Getting an initial medical examination
Upon learning that you are HIV+, there are many emotions that are ALL normal . Shock, panic, anger, confusion, guilt, sadness, hopelessness. The list could go on and on. Many say that these intense feelings do not last forever, and it's true. They do slowly subside to some degree as we learn more and get involved with our own healthcare. Accepting your new HIV status takes some time and understanding all these feelings plays a major role in the acceptance. Many people simply deny that they are HIV+ and this can be very dangerous, not only to you but to your loved ones as well.
It keeps you from being involved!!

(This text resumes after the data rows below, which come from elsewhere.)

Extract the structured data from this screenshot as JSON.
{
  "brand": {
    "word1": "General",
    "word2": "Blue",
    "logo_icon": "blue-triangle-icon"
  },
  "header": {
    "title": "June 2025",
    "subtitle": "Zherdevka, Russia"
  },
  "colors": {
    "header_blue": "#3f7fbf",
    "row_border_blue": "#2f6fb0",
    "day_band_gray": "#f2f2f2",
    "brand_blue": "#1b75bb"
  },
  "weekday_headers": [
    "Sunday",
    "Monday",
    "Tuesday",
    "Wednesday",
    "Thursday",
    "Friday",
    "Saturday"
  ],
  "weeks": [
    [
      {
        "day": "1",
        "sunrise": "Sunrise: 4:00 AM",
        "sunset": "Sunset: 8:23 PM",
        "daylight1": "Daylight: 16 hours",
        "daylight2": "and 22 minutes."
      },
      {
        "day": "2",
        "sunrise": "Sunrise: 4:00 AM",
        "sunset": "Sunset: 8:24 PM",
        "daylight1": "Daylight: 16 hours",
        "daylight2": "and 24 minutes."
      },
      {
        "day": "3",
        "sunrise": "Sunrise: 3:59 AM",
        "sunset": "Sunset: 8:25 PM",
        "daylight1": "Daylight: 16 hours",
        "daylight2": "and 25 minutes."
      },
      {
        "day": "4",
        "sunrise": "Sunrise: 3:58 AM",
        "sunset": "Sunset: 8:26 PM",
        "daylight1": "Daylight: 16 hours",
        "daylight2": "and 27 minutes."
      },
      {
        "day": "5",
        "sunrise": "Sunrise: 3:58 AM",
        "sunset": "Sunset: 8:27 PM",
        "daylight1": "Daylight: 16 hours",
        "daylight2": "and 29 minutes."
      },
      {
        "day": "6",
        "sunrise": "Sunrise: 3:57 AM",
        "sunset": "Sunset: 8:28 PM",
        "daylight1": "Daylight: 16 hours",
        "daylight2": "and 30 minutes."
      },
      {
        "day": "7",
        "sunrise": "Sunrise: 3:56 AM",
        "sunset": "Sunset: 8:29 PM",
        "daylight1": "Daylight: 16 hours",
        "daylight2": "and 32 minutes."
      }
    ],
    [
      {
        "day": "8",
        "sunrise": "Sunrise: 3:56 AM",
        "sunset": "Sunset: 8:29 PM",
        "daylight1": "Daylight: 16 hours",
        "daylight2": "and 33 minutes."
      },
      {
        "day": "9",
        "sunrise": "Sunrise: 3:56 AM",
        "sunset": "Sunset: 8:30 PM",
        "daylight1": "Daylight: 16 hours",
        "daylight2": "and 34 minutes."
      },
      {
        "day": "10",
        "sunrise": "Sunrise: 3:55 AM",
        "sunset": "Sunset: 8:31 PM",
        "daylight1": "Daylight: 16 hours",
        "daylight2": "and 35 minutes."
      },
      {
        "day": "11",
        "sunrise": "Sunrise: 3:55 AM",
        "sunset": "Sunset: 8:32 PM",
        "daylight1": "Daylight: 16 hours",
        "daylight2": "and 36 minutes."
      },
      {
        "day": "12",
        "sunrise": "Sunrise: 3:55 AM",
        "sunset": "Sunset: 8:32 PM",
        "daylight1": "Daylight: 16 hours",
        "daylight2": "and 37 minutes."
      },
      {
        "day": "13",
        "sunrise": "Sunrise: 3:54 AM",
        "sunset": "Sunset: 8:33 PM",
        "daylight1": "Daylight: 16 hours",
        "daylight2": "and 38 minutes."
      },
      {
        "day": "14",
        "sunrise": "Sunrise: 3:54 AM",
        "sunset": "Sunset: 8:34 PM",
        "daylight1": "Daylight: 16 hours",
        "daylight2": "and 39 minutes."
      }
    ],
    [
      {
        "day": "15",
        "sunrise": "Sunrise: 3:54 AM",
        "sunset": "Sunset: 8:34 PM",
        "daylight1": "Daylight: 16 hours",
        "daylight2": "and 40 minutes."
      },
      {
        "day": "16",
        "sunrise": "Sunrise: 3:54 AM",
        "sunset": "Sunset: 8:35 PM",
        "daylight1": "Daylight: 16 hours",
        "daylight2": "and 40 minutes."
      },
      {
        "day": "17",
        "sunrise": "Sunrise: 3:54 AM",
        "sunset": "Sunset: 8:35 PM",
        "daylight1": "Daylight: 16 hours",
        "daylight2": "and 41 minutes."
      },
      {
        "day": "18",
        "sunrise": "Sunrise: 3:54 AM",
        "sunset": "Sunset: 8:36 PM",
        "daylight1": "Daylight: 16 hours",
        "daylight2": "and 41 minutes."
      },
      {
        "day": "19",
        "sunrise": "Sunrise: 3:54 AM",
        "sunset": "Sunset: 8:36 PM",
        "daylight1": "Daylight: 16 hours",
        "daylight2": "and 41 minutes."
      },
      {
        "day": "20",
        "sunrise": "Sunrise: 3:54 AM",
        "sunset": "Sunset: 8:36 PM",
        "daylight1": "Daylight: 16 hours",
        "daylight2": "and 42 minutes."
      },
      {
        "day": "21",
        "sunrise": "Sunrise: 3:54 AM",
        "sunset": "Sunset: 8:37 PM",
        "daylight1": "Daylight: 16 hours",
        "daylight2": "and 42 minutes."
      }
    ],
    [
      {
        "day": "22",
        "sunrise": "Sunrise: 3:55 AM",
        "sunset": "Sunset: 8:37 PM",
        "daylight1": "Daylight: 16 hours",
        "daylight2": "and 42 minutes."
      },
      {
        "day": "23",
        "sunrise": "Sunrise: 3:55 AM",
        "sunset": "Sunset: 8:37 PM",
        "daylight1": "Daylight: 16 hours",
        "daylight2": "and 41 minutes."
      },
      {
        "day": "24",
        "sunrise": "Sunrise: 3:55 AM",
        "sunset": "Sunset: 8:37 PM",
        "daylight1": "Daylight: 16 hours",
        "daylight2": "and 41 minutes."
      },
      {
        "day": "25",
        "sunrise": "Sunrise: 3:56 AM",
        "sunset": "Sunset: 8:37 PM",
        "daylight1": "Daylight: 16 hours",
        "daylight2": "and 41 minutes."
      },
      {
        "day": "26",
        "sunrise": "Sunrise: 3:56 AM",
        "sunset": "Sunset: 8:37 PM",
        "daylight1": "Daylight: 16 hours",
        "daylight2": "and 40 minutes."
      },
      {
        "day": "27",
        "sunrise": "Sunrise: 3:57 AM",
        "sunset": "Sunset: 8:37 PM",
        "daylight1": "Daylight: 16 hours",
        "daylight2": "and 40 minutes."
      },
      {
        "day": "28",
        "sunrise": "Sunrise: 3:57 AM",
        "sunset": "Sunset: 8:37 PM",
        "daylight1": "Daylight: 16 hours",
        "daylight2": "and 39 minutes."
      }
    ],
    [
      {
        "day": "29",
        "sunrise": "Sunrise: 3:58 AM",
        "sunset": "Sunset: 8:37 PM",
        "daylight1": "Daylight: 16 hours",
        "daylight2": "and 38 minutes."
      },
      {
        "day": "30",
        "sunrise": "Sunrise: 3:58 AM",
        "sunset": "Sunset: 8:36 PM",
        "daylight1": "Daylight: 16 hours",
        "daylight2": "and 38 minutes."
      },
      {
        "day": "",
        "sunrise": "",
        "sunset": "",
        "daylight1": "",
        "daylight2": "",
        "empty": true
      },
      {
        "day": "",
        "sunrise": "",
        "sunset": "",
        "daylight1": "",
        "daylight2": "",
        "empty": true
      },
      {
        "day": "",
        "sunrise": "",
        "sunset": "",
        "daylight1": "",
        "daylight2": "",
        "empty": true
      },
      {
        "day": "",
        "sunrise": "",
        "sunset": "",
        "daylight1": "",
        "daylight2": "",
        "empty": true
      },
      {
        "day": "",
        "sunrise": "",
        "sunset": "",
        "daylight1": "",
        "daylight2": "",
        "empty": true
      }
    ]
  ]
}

Some people who act on the initial feelings when finding out they have the virus, have run out and quit their jobs, given away possessions, isolated themselves from family and friends and even started making wills and funeral arrangements!! But, as we find out, it's usually a while before we even start to show symptoms and can continue our lives on a daily basis. We need to keep as normal a routine as possible. Being HIV+ does NOT mean you have AIDS. A person with HIV is said to have AIDS when the immune system has lost most of it's ability to fight off illness. Once infected, it takes an average of 10 years or longer to have AIDS. Of course some will progress more rapidly and the HIV tests cannot tell how long you have been infected.
One of the first things that needs to be done, is to find a doctor. You may want to call your local health department, look up infectious disease physicians in your phone book or call your area hospital for a referral. Find a physician who is treating others with HIV. I wanted someone who would listen to ME, someone I felt at ease with. I looked for a physician who would take the time to explain things in detail (being a nurse did not help me here--everything I knew at the time about HIV went right out the window!!). I wanted someone I could discuss all my options with when it came time for treatment. I also needed to know that confidentiality would not be breached, even within the physician's office.
On my initial visit, these are some of the things that were included:
~a complete history and physical exam
~a complete blood count test (CBC)
~a chemistry panel
~screening for sexually transmitted diseases
~gyn exam for women
~vaccines for pneumonia and the flu (if in season)
We discussed that there is still no cure for HIV infection but that there are many new medications available that may slow the attack on the immune system. HIV is much more manageable now due to all the research.
We also discussed some basic things such as how HIV is transmitted and how it is NOT. HIV is passed from one person to another when partners have sex without a condom. People who share needles for IV drug use are at high risk. And a pregnant women who is infected with HIV can pass the virus to her baby, either during delivery or by breast-feeding .
I was instructed to get prompt medical attention anytime I feel I am getting sick. As my immune system weakens, I will be more prone to opportunistic infections. Many diseases will show NO signs or symptoms but the immune system still has to work to fight the infections and this may be the cause of some increased fatigue.